The more I meditated the more I felt that I could not give up seeing the canyon and falls. To be balked by a paltry five or ten miles was more than I could stand. I called to Mr. Marshall to saddle my horse at once for I was going to the falls.
He laughingly said “all right,” but he went right on with his work and made no move toward the horse. I had to repeat the request the third time most emphatically and added that I would start out on foot if he did not get my horse without more delay.
He said I could not follow them for I would not know the way, but I reminded him of the freshly fallen snow, and that I could easily follow the trail. He was vexed with my persistence as I was with his resistance, and he finally not only saddled my horse but his own, and rather sulkily remarked that if the bears carried off the whole outfit I would be to blame. When well on our way I persistently urged him to return to the camp and he finally did turn back, but waited watched me until I turned out of sight.

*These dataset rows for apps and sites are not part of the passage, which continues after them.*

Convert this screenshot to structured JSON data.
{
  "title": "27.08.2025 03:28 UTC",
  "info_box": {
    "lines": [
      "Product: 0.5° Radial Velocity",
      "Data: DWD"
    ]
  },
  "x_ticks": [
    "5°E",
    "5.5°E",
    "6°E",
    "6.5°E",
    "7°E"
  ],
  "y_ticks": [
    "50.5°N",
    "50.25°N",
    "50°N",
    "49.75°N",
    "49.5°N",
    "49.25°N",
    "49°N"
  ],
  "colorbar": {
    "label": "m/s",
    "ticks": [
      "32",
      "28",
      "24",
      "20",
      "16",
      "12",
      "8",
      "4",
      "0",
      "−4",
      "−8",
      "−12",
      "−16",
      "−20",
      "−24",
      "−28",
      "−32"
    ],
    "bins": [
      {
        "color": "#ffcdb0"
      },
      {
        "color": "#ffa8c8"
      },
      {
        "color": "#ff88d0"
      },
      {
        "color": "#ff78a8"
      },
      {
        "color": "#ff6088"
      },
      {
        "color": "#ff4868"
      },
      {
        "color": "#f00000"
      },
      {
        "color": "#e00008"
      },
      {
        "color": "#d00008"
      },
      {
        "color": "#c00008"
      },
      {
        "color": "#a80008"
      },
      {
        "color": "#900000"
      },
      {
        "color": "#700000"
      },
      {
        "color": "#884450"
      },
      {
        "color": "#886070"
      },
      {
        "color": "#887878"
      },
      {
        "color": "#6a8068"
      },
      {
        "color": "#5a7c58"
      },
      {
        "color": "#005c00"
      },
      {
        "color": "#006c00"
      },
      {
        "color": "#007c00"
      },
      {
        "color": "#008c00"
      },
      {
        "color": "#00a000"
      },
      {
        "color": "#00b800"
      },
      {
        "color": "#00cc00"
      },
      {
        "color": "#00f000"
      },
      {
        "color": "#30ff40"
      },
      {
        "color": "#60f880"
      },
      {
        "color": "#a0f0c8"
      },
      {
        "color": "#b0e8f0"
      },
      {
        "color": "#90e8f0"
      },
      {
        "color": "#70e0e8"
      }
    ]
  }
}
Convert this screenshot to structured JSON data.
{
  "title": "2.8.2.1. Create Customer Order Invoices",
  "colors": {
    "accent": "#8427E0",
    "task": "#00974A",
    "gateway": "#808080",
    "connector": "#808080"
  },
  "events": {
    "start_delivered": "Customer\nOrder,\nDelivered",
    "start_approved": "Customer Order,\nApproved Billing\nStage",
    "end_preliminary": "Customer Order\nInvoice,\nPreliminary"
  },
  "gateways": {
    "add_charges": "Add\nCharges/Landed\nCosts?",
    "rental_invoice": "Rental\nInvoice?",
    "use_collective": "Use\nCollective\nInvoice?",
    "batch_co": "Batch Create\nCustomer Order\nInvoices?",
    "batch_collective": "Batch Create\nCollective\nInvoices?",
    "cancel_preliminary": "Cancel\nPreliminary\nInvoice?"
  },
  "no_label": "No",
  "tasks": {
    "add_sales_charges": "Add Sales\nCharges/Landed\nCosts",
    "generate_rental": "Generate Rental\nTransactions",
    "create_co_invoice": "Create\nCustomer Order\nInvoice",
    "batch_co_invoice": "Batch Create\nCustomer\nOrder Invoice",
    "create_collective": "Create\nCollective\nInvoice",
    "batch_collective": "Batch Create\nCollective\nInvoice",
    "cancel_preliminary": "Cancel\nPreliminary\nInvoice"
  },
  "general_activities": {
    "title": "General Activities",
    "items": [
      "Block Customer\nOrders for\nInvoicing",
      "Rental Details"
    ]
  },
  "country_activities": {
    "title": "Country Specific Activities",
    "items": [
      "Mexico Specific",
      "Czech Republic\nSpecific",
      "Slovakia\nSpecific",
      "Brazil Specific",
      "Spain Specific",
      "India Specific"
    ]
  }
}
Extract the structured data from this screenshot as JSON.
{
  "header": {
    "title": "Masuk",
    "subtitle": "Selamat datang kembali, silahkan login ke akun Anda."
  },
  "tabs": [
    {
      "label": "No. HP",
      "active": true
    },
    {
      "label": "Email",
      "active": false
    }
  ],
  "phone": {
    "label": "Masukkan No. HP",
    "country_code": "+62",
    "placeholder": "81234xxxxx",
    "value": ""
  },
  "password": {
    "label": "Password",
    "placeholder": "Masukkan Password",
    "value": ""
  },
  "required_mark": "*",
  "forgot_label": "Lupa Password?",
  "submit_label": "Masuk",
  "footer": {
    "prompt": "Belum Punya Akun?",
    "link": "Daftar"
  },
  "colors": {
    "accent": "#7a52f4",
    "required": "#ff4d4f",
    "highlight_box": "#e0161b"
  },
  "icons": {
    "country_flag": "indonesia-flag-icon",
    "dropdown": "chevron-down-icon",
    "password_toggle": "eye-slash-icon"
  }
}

Alone in the wild woods full of dangerous animals my blood began to cool, and I wondered what I should do if I met a big grizzly who would not give up the trail. The silence of that great forest was appalling and the newly fallen snow made cushions for the horse’s feet as I sped noiselessly on. It was a gruesome hour, and to cheer myself I began to sing, and the echoing voice coming back from the treetops was mighty good company.
The five miles seemed to stretch out interminably. When about a mile from the falls other voices fell on my ear, and I drew rein to locate the sound, then gave a glad bound forward, for it was Pard on his way back. Mr. Norris said anyone might think that Pard and I had been separated for a month, so glad were we to see each other.
Pard could not restrain his joy that I had followed, and sending the superintendent on to the camp he at once wheeled about and went with me to the falls and canyon that I came so near missing. Up and down o’er hills and vales we dashed as fast as our horses would carry us the upper falls were reached where we dismounted and went tip to the edge of the canyon to get a better view.
These falls are visible from many points along the canyon, and the trail runs close to them and also by the river for several miles, [offering] the tourist many glimpses of grandeur. Above the upper falls the river is a series of sparkling cascades, when suddenly the stream narrows to thirty yards, and the booming cataract rushes over the steep ledge a hundred and twenty feet and rebounds in fleecy foam of great iridescence. The storm increased and the heavens grew darker every hour, but we pushed on.
Moran has been chided for his high coloring of this canyon, but one glimpse of its rare, rich hues would convince the most skeptical that exaggeration is impossible. We longed to stay for days and weeks and hear this great anthem of nature and study its classical and noble accompaniment, but there was a stern decree that we must return, and that without delay.
There was no hope for sightseeing as we kept on our way back to the Lower Geyser Basin. Without giving our horses or ourselves over half an hour to rest at noon, we rode on and on, up hill and down, through woods and plains, fording the Fire Hole River again and again, until at last the lights of Marshall camp were in sight. The storm had continued all day, turning again from snow to rain in the valley. How tired I was when we rode up to the door. Our forty-mile ride was ended at seven o’clock, but it took three men to get me off my horse.
Adapted from Carrie Adell Strahorn, Fifteen Thousand Miles by Stage, 1911. For more stories about early visitors to Yellowstone National Park, see M. Mark Miller’s Adventures in Yellowstone: Early Travelers Tell Their Tales.